The slight increase in the mean pay gap is due to our recruitment during the year resulting in more women in front line roles, and an increase in men in technical IT roles that attract a higher salary.

Our median pay is almost equal.

Pay quartiles

Overall, 54.8% of colleagues are female and 45.2% are male; a reasonably balanced population. However, the concentration of women is higher than men in all quartiles except for the highest pay quartile where men occupy 52.6% of roles.

We recognise that science, technology, engineering and mathematics qualifications (STEM) are more likely to be required for technical and senior roles within the charity that attract higher salaries.

Fewer women graduate in STEM subjects than men and this creates a less diverse candidate pool for us to recruit from.

The charts below show the proportion of men and women in each of the pay quartiles and how the pay quartiles compare against the previous year.





Bonus gap
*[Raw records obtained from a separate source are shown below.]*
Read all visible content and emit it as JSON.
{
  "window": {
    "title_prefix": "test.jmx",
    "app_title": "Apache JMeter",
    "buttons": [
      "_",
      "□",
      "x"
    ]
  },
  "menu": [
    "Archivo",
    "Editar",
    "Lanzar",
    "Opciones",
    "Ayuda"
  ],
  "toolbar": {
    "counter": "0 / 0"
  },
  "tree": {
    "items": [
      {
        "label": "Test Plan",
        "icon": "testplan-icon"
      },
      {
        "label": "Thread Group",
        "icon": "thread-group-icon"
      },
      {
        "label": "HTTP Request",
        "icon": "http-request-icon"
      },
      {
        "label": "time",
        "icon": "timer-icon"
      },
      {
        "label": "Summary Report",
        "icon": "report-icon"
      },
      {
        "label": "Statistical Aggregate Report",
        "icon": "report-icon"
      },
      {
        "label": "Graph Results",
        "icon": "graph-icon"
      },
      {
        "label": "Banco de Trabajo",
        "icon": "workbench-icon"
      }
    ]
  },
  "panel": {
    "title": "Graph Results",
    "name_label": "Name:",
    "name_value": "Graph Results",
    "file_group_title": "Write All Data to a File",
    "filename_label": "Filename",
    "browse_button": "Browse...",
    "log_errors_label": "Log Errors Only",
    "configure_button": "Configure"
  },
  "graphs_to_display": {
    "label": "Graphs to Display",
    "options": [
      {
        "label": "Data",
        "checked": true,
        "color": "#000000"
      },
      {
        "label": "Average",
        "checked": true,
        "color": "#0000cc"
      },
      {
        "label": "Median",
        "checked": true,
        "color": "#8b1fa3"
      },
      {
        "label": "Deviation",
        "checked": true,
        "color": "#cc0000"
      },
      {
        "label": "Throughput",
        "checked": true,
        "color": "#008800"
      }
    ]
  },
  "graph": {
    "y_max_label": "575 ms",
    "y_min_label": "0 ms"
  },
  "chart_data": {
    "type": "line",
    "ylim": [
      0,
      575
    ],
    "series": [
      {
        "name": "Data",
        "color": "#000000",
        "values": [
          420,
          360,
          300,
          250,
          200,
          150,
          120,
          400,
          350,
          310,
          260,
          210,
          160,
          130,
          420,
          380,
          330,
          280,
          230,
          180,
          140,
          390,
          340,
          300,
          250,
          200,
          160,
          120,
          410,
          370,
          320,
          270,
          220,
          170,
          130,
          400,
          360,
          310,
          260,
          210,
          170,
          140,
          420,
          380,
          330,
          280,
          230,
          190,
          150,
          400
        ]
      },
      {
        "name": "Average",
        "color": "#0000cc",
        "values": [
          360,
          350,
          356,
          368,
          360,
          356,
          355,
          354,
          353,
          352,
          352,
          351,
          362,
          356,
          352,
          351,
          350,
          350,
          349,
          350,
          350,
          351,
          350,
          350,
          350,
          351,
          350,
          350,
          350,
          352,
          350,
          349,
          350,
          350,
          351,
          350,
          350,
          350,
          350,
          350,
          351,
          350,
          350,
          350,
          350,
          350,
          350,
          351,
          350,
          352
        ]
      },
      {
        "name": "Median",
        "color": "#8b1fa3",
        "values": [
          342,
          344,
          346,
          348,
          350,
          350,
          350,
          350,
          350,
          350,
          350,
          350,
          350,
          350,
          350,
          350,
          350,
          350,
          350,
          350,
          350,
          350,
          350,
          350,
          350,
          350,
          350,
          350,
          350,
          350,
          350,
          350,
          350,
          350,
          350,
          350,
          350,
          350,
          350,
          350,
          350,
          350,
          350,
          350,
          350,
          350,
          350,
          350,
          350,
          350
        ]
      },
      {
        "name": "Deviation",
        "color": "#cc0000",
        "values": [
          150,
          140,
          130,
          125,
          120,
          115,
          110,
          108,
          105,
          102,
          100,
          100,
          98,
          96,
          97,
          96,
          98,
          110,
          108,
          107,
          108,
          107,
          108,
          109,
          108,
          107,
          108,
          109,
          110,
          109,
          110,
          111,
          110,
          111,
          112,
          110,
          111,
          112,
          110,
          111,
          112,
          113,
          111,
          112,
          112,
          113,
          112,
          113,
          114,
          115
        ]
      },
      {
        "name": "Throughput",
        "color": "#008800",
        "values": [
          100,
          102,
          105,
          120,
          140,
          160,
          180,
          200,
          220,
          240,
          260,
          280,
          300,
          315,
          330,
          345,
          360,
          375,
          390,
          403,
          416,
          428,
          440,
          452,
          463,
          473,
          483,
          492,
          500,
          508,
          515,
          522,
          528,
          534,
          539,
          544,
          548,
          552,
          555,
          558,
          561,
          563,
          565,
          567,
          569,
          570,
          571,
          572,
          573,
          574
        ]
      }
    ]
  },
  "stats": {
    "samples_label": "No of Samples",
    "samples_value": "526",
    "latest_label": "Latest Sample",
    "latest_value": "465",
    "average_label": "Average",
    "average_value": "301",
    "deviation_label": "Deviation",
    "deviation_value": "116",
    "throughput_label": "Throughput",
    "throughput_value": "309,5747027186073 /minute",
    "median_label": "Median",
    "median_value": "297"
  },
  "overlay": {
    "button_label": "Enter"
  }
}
All colleagues, except directors, are eligible for bonus if they meet pre-defined eligibility criteria. Bonus for the year to April 2018, required an employment start date prior to 1 March 2017, achievement of attendance levels and achievement of performance standards.

Bonus criteria were deemed fair and appropriate and were consistently applied across the charity. Our bonus gap for the 12 months ending April 2018 is as follows:

In comparison to men to April 2018 to April 2017

women's mean bonus pay is

9.5% lower


7.1% lower
women's median bonus pay is

17.3% lower


14.1% lower

Our results show that the gap in bonus payments between men and women has grown from last year. There are two main reasons for this:

  1. Bonus payment during the year was prorated according to working hours and the proportion of women working part time is higher than men. This resulted in men receiving a higher average bonus payment
  2. A bonus was paid for attendance achieved during part of the year. During the period covered, the attendance achieved by men was higher than women, which led to higher bonus. The attendance bonus has since been replaced by an alternative bonus arrangement.

Proportion of colleagues receiving a bonus

More of our colleagues received a bonus during the year to April 2018 than in the previous year, with increases in the proportion of both men and women receiving a bonus. However, there is still a gap in the proportion of men and women who received a bonus in the 2018 reporting year.

The reason for this is:

  1. The eligibility criteria for the bonus stated that colleagues had to be in post before 1 March in order to qualify. There was a higher proportion of women starting employment after the 1 March.
  2. The bonus was linked to attendance and colleagues had to have an attendance level above a certain percentage to qualify.  There were more women than men who did not qualify for the bonus on this basis.



Our approach

  • We're committed to creating a diverse workforce where gender balance is evident at all levels across the charity.
  • We continually monitor and review our practices to ensure that we attract, recruit, retain, reward, develop and promote the best talent.
  • We recognise that increasing the diversity of the talent pool for technical and senior roles will take time.
  • We'll always aim to recruit, reward, develop and promote based on merit.

Read the previous year's report